In addition to investigating static cell-scaffold interactions we took advantage of the nanolattices tunability to study the effects of dynamic loading on cell behavior. Bone adaptation is driven by dynamic, rather than static loading, however there is still wide controversy on whether stress, strain or loading frequency plays the most significant role in bone remodeling, which drives bone healing.
In order to understand cell sensitivity to varying loads, displacements and frequencies, we fabricated hollow TiO2 nanolattices with stiffness ranging from ~0.7-35MPa which were populated with osteoblast-like cells and subjected to cyclic compression to either a constant stress or strain. After seeding SAOS-2 cells on the nanolattices for 12 days different dynamic loading conditions were tested: (1) cyclic uniaxial compressions to strains ranging from ~0.3-2% strain were carried out to investigate the effects of strain magnitude on cell behavior. (2) Cyclic uniaxial compressions to stresses spanning from ~0.02-1MPa were performed to explore the role of stress magnitude on the cells' stress fibers formation. (3) The nanolattices were cyclically loaded at different frequencies, ~0.1-3Hz, while maintaining stress and strain constant, which provided insights into how loading frequency affects osteoblasts behavior.
Cell activity, which was measured by monitoring f-actin and vinculin fluorescence intensity, revealed increased fluorescence in those cells that were mechanically stimulated as opposed to those that were statically grown on the nanolattices regardless of loading condition. Cell response was most drastically affected by varying the loading frequency.

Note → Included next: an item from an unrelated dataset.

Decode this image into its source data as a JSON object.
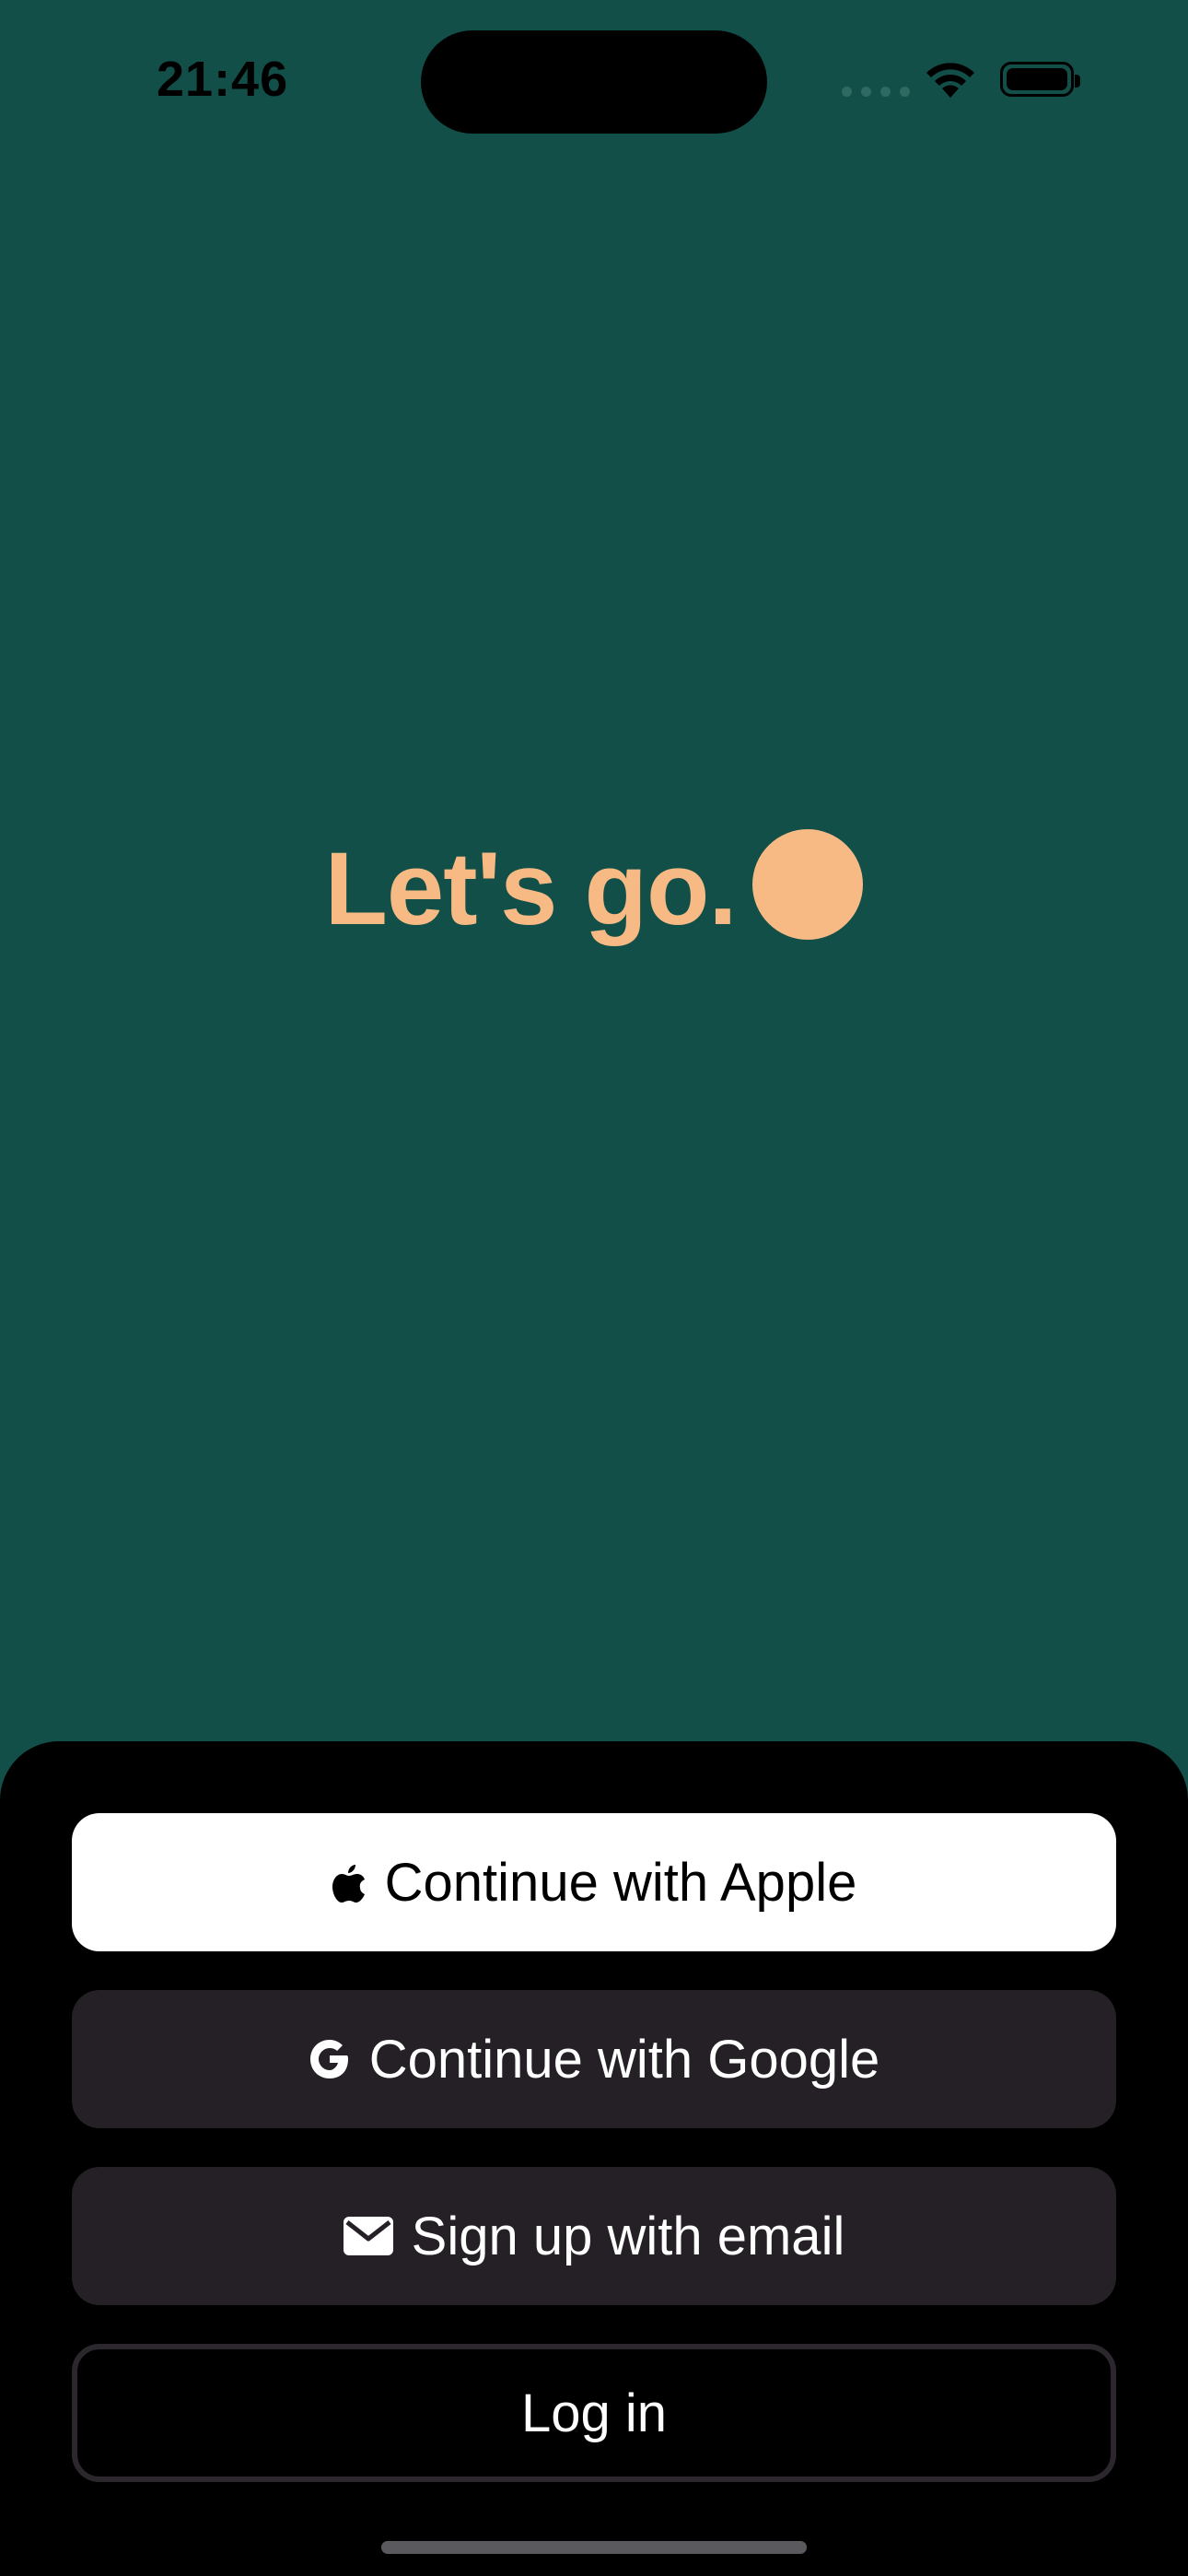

A ~30% increase in f-actin fluorescence was observed in the cells grown on the nanolattices that were loaded at ~3Hz compared to those that were grown on the nanolattices that were cyclically compressed at ~0.1Hz.

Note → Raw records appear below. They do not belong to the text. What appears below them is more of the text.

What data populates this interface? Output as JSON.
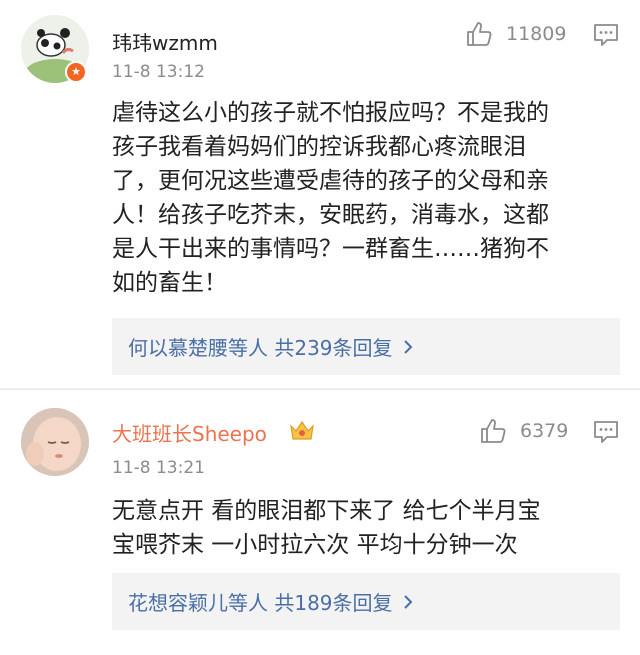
{
  "comments": [
    {
      "username": "玮玮wzmm",
      "time": "11-8 13:12",
      "likes": "11809",
      "content_lines": [
        "虐待这么小的孩子就不怕报应吗？不是我的",
        "孩子我看着妈妈们的控诉我都心疼流眼泪",
        "了，更何况这些遭受虐待的孩子的父母和亲",
        "人！给孩子吃芥末，安眠药，消毒水，这都",
        "是人干出来的事情吗？一群畜生……猪狗不",
        "如的畜生！"
      ],
      "replies_summary": "何以慕楚腰等人 共239条回复",
      "icons": {
        "avatar": "avatar-image",
        "badge": "verified-badge-icon",
        "like": "thumbs-up-icon",
        "reply": "comment-icon",
        "more": "chevron-right-icon"
      }
    },
    {
      "username": "大班班长Sheepo",
      "time": "11-8 13:21",
      "likes": "6379",
      "content_lines": [
        "无意点开 看的眼泪都下来了 给七个半月宝",
        "宝喂芥末 一小时拉六次 平均十分钟一次"
      ],
      "replies_summary": "花想容颖儿等人 共189条回复",
      "icons": {
        "avatar": "avatar-image",
        "vip": "crown-vip-icon",
        "like": "thumbs-up-icon",
        "reply": "comment-icon",
        "more": "chevron-right-icon"
      }
    }
  ],
  "colors": {
    "username_vip": "#eb7350",
    "link": "#4a6fa5",
    "meta": "#8b8b8b",
    "reply_bg": "#f3f3f3",
    "badge": "#f26522"
  }
}
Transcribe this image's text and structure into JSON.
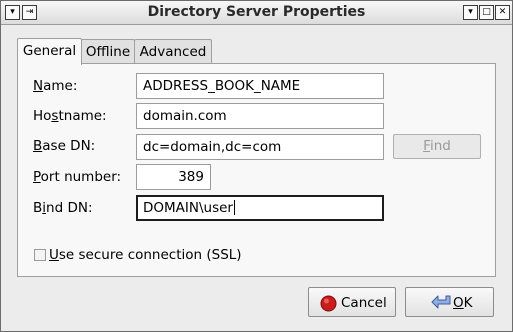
{
  "window": {
    "title": "Directory Server Properties"
  },
  "tabs": [
    {
      "label": "General",
      "active": true
    },
    {
      "label": "Offline",
      "active": false
    },
    {
      "label": "Advanced",
      "active": false
    }
  ],
  "form": {
    "name": {
      "label_u": "N",
      "label_rest": "ame:",
      "value": "ADDRESS_BOOK_NAME"
    },
    "hostname": {
      "label_pre": "Ho",
      "label_u": "s",
      "label_rest": "tname:",
      "value": "domain.com"
    },
    "base_dn": {
      "label_u": "B",
      "label_rest": "ase DN:",
      "value": "dc=domain,dc=com"
    },
    "port": {
      "label_u": "P",
      "label_rest": "ort number:",
      "value": "389"
    },
    "bind_dn": {
      "label_pre": "B",
      "label_u": "i",
      "label_rest": "nd DN:",
      "value": "DOMAIN\\user"
    },
    "find_button": {
      "label_u": "F",
      "label_rest": "ind"
    },
    "ssl": {
      "label_u": "U",
      "label_rest": "se secure connection (SSL)",
      "checked": false
    }
  },
  "buttons": {
    "cancel": {
      "label": "Cancel",
      "icon": "cancel-icon"
    },
    "ok": {
      "label_u": "O",
      "label_rest": "K",
      "icon": "ok-arrow-icon"
    }
  },
  "colors": {
    "cancel_icon": "#cc1b1b",
    "ok_icon": "#5a7fc4"
  }
}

The last part of this thesis is focused on developing a three-dimensional architected capacitor that could be used as a strain gauge to further our understanding of cell mechanics in 3D. We took advantage of the mechanical tunability of the nanolattices to fabricate a 3D parallel-plate capacitor with a basal capacitance of ~280fF and able to sense forces as low as ~30μN. This work points to nano-architected materials as promising candidates for ideal platforms to investigate more realistic cellular conditions which can immensely benefit the field of tissue engineering.